**What needs to be done**.
Scan the lines below; pull out those with "extract".

**Data for review**.

::::

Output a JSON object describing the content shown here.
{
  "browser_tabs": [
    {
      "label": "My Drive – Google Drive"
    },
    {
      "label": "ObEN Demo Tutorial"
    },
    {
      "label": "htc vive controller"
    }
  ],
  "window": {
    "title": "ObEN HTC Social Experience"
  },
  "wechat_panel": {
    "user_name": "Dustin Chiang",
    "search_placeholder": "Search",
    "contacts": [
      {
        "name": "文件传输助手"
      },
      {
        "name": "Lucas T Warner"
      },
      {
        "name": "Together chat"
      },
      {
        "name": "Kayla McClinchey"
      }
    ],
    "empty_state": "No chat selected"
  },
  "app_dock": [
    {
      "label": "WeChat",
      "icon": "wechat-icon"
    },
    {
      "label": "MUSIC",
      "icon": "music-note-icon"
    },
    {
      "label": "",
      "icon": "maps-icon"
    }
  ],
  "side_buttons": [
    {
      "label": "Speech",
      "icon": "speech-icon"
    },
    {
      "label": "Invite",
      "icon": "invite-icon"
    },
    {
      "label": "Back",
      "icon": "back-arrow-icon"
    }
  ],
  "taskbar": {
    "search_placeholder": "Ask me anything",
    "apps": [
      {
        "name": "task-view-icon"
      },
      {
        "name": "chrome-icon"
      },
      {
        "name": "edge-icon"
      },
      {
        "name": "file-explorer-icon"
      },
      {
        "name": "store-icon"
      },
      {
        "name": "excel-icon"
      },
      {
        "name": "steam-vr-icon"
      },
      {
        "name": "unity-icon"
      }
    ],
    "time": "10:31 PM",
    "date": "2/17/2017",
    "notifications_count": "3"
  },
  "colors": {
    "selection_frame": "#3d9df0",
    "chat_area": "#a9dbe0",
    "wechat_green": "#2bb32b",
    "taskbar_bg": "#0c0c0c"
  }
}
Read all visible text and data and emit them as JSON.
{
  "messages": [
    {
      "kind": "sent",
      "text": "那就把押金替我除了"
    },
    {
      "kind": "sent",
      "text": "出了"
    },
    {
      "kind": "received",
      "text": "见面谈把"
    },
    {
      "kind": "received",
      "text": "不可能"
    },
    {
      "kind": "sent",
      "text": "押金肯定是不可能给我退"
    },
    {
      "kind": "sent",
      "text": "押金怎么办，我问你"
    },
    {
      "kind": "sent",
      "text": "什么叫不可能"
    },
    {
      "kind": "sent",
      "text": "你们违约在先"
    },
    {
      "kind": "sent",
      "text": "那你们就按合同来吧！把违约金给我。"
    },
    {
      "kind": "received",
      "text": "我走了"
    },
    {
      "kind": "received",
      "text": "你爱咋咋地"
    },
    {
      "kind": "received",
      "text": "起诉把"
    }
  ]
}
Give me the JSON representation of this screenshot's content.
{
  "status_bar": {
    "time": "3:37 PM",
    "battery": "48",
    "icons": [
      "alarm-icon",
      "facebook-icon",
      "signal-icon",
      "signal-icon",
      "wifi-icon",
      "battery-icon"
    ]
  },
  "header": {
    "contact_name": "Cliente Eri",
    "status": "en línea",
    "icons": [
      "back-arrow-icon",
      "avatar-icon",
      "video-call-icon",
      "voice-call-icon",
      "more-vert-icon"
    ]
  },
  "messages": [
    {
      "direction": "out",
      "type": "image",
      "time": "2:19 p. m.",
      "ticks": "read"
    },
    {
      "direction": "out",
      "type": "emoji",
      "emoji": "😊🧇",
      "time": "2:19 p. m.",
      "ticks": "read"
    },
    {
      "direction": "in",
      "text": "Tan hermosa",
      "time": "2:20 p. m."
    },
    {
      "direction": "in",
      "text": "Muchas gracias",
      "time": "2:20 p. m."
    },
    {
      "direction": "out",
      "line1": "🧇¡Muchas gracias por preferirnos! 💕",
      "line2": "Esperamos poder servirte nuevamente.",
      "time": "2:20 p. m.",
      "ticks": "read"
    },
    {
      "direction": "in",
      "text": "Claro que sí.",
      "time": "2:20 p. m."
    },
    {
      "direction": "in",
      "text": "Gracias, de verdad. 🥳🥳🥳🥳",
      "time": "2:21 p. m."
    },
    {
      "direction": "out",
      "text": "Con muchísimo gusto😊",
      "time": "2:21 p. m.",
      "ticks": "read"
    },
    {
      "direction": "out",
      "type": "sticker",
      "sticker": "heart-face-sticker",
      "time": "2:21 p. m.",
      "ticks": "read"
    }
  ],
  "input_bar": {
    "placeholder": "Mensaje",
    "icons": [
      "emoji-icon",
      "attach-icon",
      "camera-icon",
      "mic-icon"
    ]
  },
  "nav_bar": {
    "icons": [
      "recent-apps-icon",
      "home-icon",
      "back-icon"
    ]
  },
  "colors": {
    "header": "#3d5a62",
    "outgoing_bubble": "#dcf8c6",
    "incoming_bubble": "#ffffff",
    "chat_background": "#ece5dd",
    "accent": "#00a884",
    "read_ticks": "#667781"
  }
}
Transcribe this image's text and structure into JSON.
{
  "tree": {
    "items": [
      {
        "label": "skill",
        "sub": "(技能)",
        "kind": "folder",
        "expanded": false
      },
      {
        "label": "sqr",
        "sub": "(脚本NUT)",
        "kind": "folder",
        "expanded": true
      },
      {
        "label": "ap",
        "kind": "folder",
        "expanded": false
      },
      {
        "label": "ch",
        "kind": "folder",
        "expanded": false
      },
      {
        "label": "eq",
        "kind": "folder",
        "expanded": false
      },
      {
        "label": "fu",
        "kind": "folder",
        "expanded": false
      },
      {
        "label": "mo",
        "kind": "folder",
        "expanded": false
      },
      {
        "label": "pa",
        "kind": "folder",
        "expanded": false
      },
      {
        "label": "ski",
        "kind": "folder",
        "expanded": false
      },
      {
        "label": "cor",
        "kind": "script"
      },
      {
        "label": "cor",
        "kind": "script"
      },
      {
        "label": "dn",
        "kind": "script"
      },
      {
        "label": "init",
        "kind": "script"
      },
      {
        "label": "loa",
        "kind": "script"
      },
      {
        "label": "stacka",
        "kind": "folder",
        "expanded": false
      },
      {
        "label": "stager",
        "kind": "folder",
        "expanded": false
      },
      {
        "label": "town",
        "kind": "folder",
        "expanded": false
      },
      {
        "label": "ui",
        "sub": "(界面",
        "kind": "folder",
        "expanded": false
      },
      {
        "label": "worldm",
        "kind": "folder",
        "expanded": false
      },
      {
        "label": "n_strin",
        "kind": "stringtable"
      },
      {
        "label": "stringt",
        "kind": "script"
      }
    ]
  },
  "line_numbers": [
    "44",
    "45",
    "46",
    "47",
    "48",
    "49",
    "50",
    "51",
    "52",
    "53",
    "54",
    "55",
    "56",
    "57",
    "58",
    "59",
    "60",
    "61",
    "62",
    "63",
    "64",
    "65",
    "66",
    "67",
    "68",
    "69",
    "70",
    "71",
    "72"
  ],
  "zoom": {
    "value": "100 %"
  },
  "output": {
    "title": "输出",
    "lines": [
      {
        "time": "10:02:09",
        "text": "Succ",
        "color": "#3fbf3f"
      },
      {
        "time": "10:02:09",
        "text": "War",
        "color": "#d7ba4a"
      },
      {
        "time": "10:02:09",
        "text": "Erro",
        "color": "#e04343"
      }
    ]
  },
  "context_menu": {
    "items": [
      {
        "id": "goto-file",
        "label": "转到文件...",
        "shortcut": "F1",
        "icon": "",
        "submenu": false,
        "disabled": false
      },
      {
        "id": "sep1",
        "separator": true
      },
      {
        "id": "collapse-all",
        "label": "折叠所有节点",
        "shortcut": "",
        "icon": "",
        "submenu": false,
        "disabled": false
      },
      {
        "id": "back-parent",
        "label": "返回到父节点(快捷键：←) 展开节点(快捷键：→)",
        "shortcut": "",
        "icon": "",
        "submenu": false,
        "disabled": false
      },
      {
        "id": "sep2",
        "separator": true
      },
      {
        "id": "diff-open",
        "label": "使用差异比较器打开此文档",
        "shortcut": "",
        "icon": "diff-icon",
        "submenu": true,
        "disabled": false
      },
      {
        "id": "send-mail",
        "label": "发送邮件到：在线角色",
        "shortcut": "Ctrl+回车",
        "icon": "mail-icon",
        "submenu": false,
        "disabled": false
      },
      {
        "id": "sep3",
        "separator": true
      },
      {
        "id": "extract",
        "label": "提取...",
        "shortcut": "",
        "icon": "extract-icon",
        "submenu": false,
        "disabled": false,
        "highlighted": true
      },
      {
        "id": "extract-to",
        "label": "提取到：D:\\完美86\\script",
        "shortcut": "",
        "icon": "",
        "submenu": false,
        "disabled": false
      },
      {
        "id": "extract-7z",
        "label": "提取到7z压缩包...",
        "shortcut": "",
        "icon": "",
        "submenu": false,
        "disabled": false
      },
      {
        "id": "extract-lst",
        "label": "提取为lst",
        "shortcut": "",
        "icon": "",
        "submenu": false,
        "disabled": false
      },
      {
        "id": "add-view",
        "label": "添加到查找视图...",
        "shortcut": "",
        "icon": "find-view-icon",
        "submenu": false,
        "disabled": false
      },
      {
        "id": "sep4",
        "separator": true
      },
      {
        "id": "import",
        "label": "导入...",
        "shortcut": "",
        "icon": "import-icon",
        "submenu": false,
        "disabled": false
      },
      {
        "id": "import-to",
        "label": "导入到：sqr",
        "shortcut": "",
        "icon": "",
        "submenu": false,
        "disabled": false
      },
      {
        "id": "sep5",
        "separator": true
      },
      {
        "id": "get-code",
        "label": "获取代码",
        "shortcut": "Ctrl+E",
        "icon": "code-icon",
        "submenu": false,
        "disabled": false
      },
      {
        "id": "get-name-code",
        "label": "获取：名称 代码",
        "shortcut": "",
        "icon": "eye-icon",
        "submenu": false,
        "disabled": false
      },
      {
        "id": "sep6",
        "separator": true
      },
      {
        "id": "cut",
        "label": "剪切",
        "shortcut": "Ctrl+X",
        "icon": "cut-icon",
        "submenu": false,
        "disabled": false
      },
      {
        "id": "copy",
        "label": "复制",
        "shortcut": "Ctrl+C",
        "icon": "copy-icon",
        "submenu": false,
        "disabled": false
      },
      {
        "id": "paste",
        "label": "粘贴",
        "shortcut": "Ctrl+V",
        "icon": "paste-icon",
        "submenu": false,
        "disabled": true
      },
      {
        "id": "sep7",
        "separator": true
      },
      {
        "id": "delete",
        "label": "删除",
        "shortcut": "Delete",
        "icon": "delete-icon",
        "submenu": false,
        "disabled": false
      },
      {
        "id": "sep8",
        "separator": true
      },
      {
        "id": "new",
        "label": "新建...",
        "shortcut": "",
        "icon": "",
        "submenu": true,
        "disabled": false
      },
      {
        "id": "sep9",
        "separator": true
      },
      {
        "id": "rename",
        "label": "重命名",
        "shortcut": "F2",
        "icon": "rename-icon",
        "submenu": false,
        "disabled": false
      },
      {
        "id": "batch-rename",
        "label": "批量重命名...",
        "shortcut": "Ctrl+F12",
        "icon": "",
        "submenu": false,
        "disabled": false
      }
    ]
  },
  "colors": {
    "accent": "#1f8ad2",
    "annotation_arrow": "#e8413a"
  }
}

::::

**Expected answer**.
        "id": "extract",
        "icon": "extract-icon",
        "id": "extract-to",
        "id": "extract-7z",
        "id": "extract-lst",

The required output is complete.